Birthright trips: First Poland, then Israel


According to a recent PEW report, only 45% of American Jewish adults knew that six million Jews were killed in the holocaust. This statistic should be a wake-up call for Jewish leaders and educators.

I have been deeply involved with Jewish experiential education for nearly 15 years, including ‘March Of The Living’ and ‘Birthright.’ Based on my observations, I suggest that we connect both programs. We must draw a clear line between Jewish victimhood and the Shoah on one hand, and the State of Israel on the other.
Back in 1999, when Birthright was founded, Jewish decision-makers and leaders believed that young Jews would find it easier to connect to modern/vibrant/exciting Israel than to their ancient Jewish roots and past. On those assumptions, Birthright proceeded for twenty years.

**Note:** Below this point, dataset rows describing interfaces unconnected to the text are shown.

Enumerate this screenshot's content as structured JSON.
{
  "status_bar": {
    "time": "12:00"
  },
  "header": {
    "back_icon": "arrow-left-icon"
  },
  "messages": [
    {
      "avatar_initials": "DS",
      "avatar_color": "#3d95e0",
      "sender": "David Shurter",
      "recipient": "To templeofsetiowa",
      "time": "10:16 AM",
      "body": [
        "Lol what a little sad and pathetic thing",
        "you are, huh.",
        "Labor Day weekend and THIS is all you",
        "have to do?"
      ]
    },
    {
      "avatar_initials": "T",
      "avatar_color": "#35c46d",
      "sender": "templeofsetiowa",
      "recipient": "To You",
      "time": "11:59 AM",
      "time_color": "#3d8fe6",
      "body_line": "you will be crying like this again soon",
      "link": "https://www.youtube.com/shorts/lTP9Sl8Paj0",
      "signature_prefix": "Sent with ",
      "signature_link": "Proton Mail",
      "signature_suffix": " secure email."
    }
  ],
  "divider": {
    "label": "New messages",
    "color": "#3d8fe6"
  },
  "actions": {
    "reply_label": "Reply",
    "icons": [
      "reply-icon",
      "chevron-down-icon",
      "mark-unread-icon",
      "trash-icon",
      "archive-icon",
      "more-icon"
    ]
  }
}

However, times have changed.
The emerging findings go in the opposite direction, meaning that Israel has fallen out of favor because of politicization and a toxic press. Social pressure effectively marginalizes the Israeli state. This negativism trickles down to Judaism, driving young Jews away from the beautiful and meaningful traditions of their parents and grandparents.
Another factor that needs to be understood: critical race theory.
Similar to many privileged young adults in N. America, young Jews are caught in the midst of the critical race war. Many young, modern Jews feel shame by their privilege. To alleviate their ill feelings, they seek to identify with minorities, as well as any other groups that have been victimized. It is not my purpose here to enter into that political/social minefield. However, I do believe we cannot turn a blind eye to the anti-Israel bias that daily bombards our Jewish youth. Further, I believe that our new reality brings opportunity. We should educate these young people about Jewish victimhood, as a stepping stone to bring them back to Judaism. One could readily argue that two thousand years of Diaspora is an object lesson in pain, suffering, and degradation; systematic victimization.
To be clear, I am not advocating gimmickry or opportunism on the backs of untold Jews who suffered. I am suggesting reaching into our authentic Jewish experience for purposes of holding on to young Jews before it is too late. We speak of providing a genuine solution to the crisis facing this generation.
Jewish resilience, if anything, contrasts victimhood and hope.
With the mountains of ashes and oceans of tears of Auschwitz and Treblinka, life was created in Tel Aviv and New York. Helplessness gave birth to a startup nation, destroyed Ghettos brought the vision of Tikkun Olam.
This is a poignant message that young Jews need to hear and should hear. Combining the March of the Living with Birthright breathes and proclaims that triumphant message.
The pathway to Judaism goes through Poland, as does the pathway to Israel.
While standing next to the mass graves in Poland, we connect to our own victimhood.
While standing on the beach of Tel Aviv, we sense the beauty of hope and celebrate life.
While standing by the Western Wall, we feel awe, unlocking our ancient mysteries.
About the Author
Elkana is an entrepreneur and business manager with a deep passion for education. Since 2007, Elkana has been in the field of experiential education and social entrepreneurship, focusing on community building, social awareness, humanities, and Jewish identity. Elkana currently resides in Rockville, MD, together with his wife, two daughters, and son.
Related Topics
Related Posts